Location: Location not imported yet.Title: Development of comprehensive medium for micropropagation of cultivated Cassava accessions) Author
Submitted to: American Society of Horticulture Science Meeting
Publication Type: Abstract only
Publication Acceptance Date: 7/31/2012
Publication Date: 8/3/2012
Citation: Alves, A., Schnibbe, J., Jenderek, M.M., Ellis, D.D. 2012. Development of comprehensive medium for micropropagation of cultivated Cassava accessions. American Society of Horticulture Science Meeting. American Society for Horticultural Science, Miami, FL, July 31-Aug 3, 2012. Interpretive Summary:

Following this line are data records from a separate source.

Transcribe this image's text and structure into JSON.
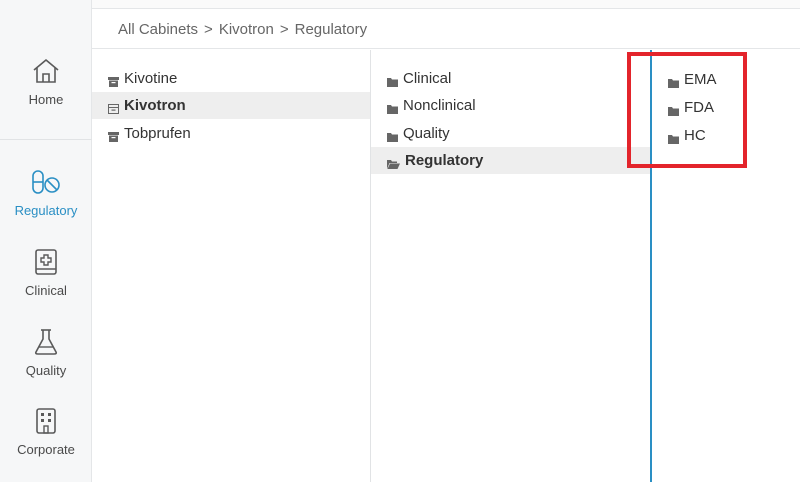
{
  "nav": {
    "items": [
      {
        "label": "Home",
        "icon": "home-icon"
      },
      {
        "label": "Regulatory",
        "icon": "capsule-pill-icon",
        "active": true
      },
      {
        "label": "Clinical",
        "icon": "medical-book-icon"
      },
      {
        "label": "Quality",
        "icon": "flask-icon"
      },
      {
        "label": "Corporate",
        "icon": "building-icon"
      }
    ],
    "accent_color": "#2a8fc4"
  },
  "breadcrumb": {
    "items": [
      "All Cabinets",
      "Kivotron",
      "Regulatory"
    ],
    "separator": ">"
  },
  "columns": {
    "cabinets": {
      "items": [
        {
          "label": "Kivotine",
          "icon": "cabinet-icon"
        },
        {
          "label": "Kivotron",
          "icon": "cabinet-open-icon",
          "selected": true
        },
        {
          "label": "Tobprufen",
          "icon": "cabinet-icon"
        }
      ]
    },
    "sections": {
      "items": [
        {
          "label": "Clinical",
          "icon": "folder-icon"
        },
        {
          "label": "Nonclinical",
          "icon": "folder-icon"
        },
        {
          "label": "Quality",
          "icon": "folder-icon"
        },
        {
          "label": "Regulatory",
          "icon": "folder-open-icon",
          "selected": true
        }
      ]
    },
    "subfolders": {
      "items": [
        {
          "label": "EMA",
          "icon": "folder-icon"
        },
        {
          "label": "FDA",
          "icon": "folder-icon"
        },
        {
          "label": "HC",
          "icon": "folder-icon"
        }
      ]
    }
  },
  "colors": {
    "highlight": "#e3242b",
    "column_accent": "#2a8fc4",
    "selected_row": "#eeeeee"
  }
}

Technical Abstract: Cassava is one of the most important foods in the human diet in the tropics, where it ranks fifth as a source of energy, after rice, sugar cane, and maize. Since it is a vegetative propagated crop, the use of in vitro propagation is very important to preserve germplasm free of pest and diseases. Micropropagation protocols published so far indicate large differences in shoot and root development for different accessions in response to a specific medium. The establishment of a culture medium efficient for a large number of genotypes remains one of the great challenges. The objective of this study was to evaluate the performance of different cassava genotypes under different culture media in order to establish a comprehensive protocol. Six contrasting cassava genotypes were cultured on ten different media, with different combinations of hormone concentrations (IAA 0 and 1 mg/L; NAA 0 and 0.02 mg/L; BA 0.1, 0.01,and 0.05 mg/L; GA 0, 0.1 and 0.05 mg/L and the addition of adenine sulfate (50 and 100 mg/L). For each genotype and medium, apical and axillary node explants from approximately two-month-old in vitro cultures were placed in six magenta vessels; three vessels with apical nodes and three vessels with axillary nodes. The cultures were evaluated for different phenotypic characteristics after six weeks. The genotypes showed different performances with significant growth differences among the different media. The apical explants grew faster and produced more biomass in the roots and shoots than the axillary explants. The different behavior of genotypes can be attributed to their origin, different genetic structure (native and improved accessions), contrasting levels of hormones (NAA, BA and GA), and absence or presence of adenine sulfate. Two different medium compositions appeared to produce similar numbers of roots and shoots in all six accessions used in that study. The suitability for other genotypes will be tested in future experiments.